How distance matters
Patti Doyle-Bedwell, a Mi’kmaw professor of native studies at Dalhousie University, said this proximity matters in these situations.
“I can’t emphasize enough how important it is to have that personal connection with people who are Indigenous, who are professors, who look like you, who have accomplished something within an environment that is so colonized and at times racist,” she said.
When Doyle-Bedwell was studying at Dalhousie University in the 1990s, Mohawk lawyer and activist Patricia Monture-Angus gave a talk in the sociology department.
Doyle-Bedwell said the two were able to meet.
“She was willing to be connected, she was willing to support me, she was willing to be a mentor to me,” she said.
“And that was really important because you need to see people that look like you, that are doing the things that you might want to be doing some day. If I hadn’t had that same opportunity to be in the same room as her, listen to her speak, meet her, that could have changed my life.”
Doyle-Bedwell also said when Angela Davis came to the university in 2018, she watched the livestream. The experience was much different than being in the same room.
“It’s not the same. Because it’s just like you’re watching TV,” Doyle-Bedwell said. “You don’t have that personal interaction, you don’t get to catch … the environment that she’s speaking in, the questions that people might ask. So, I think it’s so important to be in the same room.”
Still, she said it’s important that after all this time, these issues are getting attention. When she was going to university, there were no Indigenous professors. She said if someone brought up an Indigenous topic, “you were told to get lost.”
Now, things are different. In 2015, Dalhousie University launched its Indigenous studies minor.
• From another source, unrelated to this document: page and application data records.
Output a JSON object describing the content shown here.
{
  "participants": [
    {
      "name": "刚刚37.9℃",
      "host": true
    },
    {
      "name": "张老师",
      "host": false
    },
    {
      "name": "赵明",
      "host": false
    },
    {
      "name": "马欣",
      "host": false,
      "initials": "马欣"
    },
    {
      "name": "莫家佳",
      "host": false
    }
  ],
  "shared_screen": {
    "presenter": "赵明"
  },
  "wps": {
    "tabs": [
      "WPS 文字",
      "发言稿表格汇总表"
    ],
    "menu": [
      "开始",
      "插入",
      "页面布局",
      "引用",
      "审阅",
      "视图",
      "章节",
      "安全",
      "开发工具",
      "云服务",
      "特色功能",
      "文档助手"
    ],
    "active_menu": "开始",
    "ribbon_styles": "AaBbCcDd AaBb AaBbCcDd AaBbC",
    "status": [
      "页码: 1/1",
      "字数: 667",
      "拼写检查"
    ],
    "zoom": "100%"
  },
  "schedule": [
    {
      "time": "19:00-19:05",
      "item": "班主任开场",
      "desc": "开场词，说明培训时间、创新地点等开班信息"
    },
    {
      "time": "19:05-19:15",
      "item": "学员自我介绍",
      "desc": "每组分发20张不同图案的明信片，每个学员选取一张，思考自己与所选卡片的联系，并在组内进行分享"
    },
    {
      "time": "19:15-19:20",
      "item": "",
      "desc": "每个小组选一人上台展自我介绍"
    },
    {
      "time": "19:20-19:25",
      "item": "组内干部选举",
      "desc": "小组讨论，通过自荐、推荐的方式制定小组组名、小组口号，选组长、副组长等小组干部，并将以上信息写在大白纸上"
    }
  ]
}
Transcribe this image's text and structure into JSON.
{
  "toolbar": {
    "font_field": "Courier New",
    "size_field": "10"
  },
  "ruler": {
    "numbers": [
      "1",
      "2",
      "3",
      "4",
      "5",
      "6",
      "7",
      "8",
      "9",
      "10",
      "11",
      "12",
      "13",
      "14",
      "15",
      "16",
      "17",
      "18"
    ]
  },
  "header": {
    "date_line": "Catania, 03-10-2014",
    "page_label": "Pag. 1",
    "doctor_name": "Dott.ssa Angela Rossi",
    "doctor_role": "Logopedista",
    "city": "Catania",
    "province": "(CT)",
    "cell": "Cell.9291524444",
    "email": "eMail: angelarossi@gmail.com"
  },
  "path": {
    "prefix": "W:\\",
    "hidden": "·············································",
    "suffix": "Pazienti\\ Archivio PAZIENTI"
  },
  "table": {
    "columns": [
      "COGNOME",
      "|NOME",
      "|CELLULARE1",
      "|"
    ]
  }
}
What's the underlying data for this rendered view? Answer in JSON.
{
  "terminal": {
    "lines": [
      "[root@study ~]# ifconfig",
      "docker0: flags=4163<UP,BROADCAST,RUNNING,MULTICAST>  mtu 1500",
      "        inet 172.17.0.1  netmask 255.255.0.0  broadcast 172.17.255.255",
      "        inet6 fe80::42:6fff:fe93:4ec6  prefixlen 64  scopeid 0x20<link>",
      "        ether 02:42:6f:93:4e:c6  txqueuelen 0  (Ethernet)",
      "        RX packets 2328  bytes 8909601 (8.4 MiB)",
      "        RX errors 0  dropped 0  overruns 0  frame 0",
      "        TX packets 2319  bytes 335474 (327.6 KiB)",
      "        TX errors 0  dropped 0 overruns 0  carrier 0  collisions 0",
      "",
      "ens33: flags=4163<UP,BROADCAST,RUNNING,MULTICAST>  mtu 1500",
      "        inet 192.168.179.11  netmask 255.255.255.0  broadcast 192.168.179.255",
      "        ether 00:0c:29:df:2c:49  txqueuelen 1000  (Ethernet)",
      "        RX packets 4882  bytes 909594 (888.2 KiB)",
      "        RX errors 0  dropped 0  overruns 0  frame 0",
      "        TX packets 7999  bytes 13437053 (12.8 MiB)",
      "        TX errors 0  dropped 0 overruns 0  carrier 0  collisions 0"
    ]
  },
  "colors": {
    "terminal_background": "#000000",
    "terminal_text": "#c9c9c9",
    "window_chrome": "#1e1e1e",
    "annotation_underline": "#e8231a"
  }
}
There are also several minor programs related to BIPOC communities like Chinese studies, black and African diaspora studies and Arabic studies.
In events like the MacLennan Lecture, Doyle-Bedwell said it’s important to ask what the affected community needs. In this case, she said the students should’ve been involved in the planning process.
From a student’s perspective
As a student, Naomi Bird would like to see more changes come to Dalhousie University’s treatment of BIPOC.
On top of studying both sustainability and urban planning, Bird is minoring in Indigenous studies.
Still, they have some issues with the program.
Bird said the program barely exists. While the program head does a lot and there are some professors, there could be improvements. For one, the Indigenous studies program doesn’t have a physical space for its department.
Bird also said they’d like to take an Indigenous studies class with just Indigenous students, or one that’s more advanced. Many of the classes just touch on the basics of Indigenous studies. Bird said their thesis supervisor wonders what it would be like to teach what they’re actually passionate about rather than having to start from the beginning and bring everyone up to speed.
Twyla Baker, president of Nueta Hidatsa Sahnish College, coined a term called “translation exhaustion,” which explains this situation.
A group of my Indigenous colleagues and I put voice to a feeling we’ve all experienced at multiple points in our journeys, and I wanted to get it down before I lost it. It may have already been defined elsewhere, and it’s going to evolve as I explore it – but this is a start. pic.twitter.com/DtbKpZtqXi
— Dr. Twyla Baker (@Indigenia) January 22, 2019
With issues affecting an entire group of people, it’s difficult for just one side to create change.
Bird said people can’t expect Indigenous people to always do the work. They said, “Decolonizing is what settlers can do and Indigenization is what Indigenous people can do.”
Even today, it’s clear change is still necessary, according to Doyle-Bedwell.
“The whole issue of decolonization and reconciliation is to do things differently,” she said.
“Because the way that things have been working and the way we’ve been doing things hasn’t worked for the last 200 years of Dal in terms of Indigenous issues.”
About the author
Chris is a fourth-year student at the University of King's College. He's a big fan of all things visual and loves to keep up with the world of...